Criminal Law Articles Fundamentals of Search and Seizure Law
Fundamentals of Search and Seizure Law

An Introduction to Search Warrants

A search warrant is an order by a court to search a particularly described place and to seize particularly described property. An affidavit for a search warrant is a document that
sets forth the grounds for issuing a warrant, as well as the factual supporting statements from which a finding of probable cause may be made by a court.

In Michigan, state statutes supply the requirements for search warrants and affidavits in support of search warrants. In addition, state and federal constitutional provisions govern search warrants. The United States and Michigan Constitutions protect against unreasonable searches and seizures by providing that no warrantshall issue without probable cause, supported by oath and affirmation. The Michigan constitutional provision regarding searches and seizures is worded similarly to the Fourth Amendment and generally provides the same protection as the Fourth Amendment.

Affidavits in support of search warrants and search warrants themselves are usually drafted by either the prosecuting attorney or a law enforcement. Unlike arrest warrants, the signature of a prosecuting attorney is not legally necessary to issue a search warrant based upon an affidavit. This is unlike the issuance of an arrest warrant, which requires the signature of a prosecuting attorney.

A magistrate who issues a search warrant must be neutral and detached. This requirement is rooted in both the United States and Michigan Constitutions. A magistrate must disqualify
himself or herself from authorizing warrants if the magistrate is associated in any way with the
prosecution of alleged offenders. Because of his or her allegiance to law enforcement, such a magistrate cannot be allowed to be placed in a position requiring the impartial judgment
necessary to shield the citizen from unwarranted intrusions into his privacy. In other words, an
otherwise duly appointed magistrate who just happens to be connected with law enforcement may not constitutionally issue warrants. A magistrate or judge must disqualify himself or herself if he or she has a pecuniary interest in the outcome. A magistrate or judge must also disqualify himself or herself when one of the parties happens to be his or her client. He or she must also disqualify himself where a party is a relative.
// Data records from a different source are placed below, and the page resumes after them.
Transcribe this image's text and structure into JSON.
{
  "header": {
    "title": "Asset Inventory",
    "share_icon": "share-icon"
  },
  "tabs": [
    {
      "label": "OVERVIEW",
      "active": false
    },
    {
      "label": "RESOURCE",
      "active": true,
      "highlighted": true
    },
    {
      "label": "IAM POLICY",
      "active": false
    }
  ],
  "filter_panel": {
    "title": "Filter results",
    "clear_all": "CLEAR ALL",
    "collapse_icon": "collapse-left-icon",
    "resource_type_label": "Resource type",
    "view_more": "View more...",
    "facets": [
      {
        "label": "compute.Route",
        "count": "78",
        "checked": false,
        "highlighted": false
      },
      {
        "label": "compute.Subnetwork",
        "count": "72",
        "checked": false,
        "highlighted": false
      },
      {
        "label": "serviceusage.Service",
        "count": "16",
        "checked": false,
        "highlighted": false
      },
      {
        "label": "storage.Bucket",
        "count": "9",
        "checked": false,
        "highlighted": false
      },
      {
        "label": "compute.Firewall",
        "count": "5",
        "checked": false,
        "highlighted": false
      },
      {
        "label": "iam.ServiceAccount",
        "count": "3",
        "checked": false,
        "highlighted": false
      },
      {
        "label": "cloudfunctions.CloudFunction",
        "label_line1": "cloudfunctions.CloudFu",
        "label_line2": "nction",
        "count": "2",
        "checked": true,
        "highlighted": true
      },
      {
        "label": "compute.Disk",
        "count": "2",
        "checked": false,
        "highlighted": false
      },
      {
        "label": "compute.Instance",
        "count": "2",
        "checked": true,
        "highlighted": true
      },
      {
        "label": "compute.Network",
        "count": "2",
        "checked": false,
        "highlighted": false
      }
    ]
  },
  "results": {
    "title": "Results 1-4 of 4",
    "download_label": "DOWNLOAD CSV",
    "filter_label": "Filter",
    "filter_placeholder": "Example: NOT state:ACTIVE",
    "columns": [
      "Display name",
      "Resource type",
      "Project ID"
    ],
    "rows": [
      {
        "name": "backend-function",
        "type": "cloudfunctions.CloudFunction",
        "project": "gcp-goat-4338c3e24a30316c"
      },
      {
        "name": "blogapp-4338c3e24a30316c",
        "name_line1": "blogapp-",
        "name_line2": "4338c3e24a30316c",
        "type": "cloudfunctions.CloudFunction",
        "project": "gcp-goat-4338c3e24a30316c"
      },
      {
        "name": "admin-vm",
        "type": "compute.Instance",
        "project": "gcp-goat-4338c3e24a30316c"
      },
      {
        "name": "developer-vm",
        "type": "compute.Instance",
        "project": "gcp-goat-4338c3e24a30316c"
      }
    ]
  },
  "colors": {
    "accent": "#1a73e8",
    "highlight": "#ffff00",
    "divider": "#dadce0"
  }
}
In reviewing the issuance of a search warrant, the reviewing court must determine whether a reasonably cautious person could have concluded that there was a “substantial basis” for finding probable cause. The United States Supreme Court has stated that affidavits for search warrants must be tested and interpreted by magistrates and courts in a commonsense and realistic fashion. They are normally drafted by nonlawyers in the midst and haste of a criminal investigation.
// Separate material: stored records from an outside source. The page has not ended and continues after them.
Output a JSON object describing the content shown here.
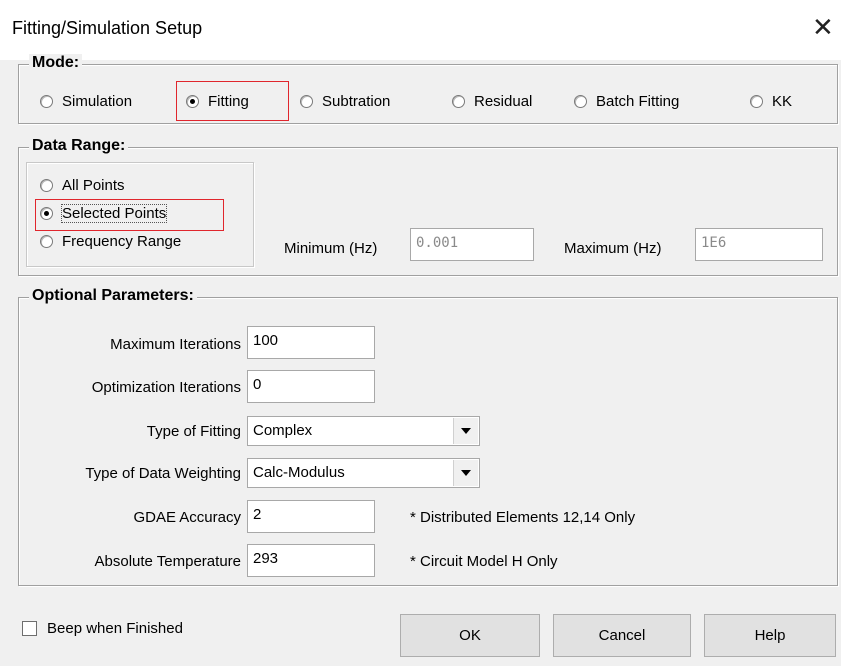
{
  "window": {
    "title": "Fitting/Simulation Setup",
    "close_glyph": "✕"
  },
  "mode": {
    "label": "Mode:",
    "options": [
      {
        "label": "Simulation",
        "checked": false
      },
      {
        "label": "Fitting",
        "checked": true
      },
      {
        "label": "Subtration",
        "checked": false
      },
      {
        "label": "Residual",
        "checked": false
      },
      {
        "label": "Batch Fitting",
        "checked": false
      },
      {
        "label": "KK",
        "checked": false
      }
    ]
  },
  "data_range": {
    "label": "Data Range:",
    "options": [
      {
        "label": "All Points",
        "checked": false
      },
      {
        "label": "Selected Points",
        "checked": true
      },
      {
        "label": "Frequency Range",
        "checked": false
      }
    ],
    "minimum_label": "Minimum (Hz)",
    "minimum_value": "0.001",
    "maximum_label": "Maximum (Hz)",
    "maximum_value": "1E6"
  },
  "optional": {
    "label": "Optional Parameters:",
    "max_iterations_label": "Maximum Iterations",
    "max_iterations_value": "100",
    "opt_iterations_label": "Optimization Iterations",
    "opt_iterations_value": "0",
    "fitting_type_label": "Type of Fitting",
    "fitting_type_value": "Complex",
    "weighting_label": "Type of Data Weighting",
    "weighting_value": "Calc-Modulus",
    "gdae_label": "GDAE Accuracy",
    "gdae_value": "2",
    "gdae_note": "* Distributed Elements 12,14 Only",
    "temperature_label": "Absolute Temperature",
    "temperature_value": "293",
    "temperature_note": "* Circuit Model H Only"
  },
  "footer": {
    "beep_label": "Beep when Finished",
    "beep_checked": false,
    "ok_label": "OK",
    "cancel_label": "Cancel",
    "help_label": "Help"
  },
  "colors": {
    "highlight": "#e0262d",
    "background": "#f0f0f0"
  }
}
The United States and Michigan Constitutions require that a search warrant particularly describe the place to be searched.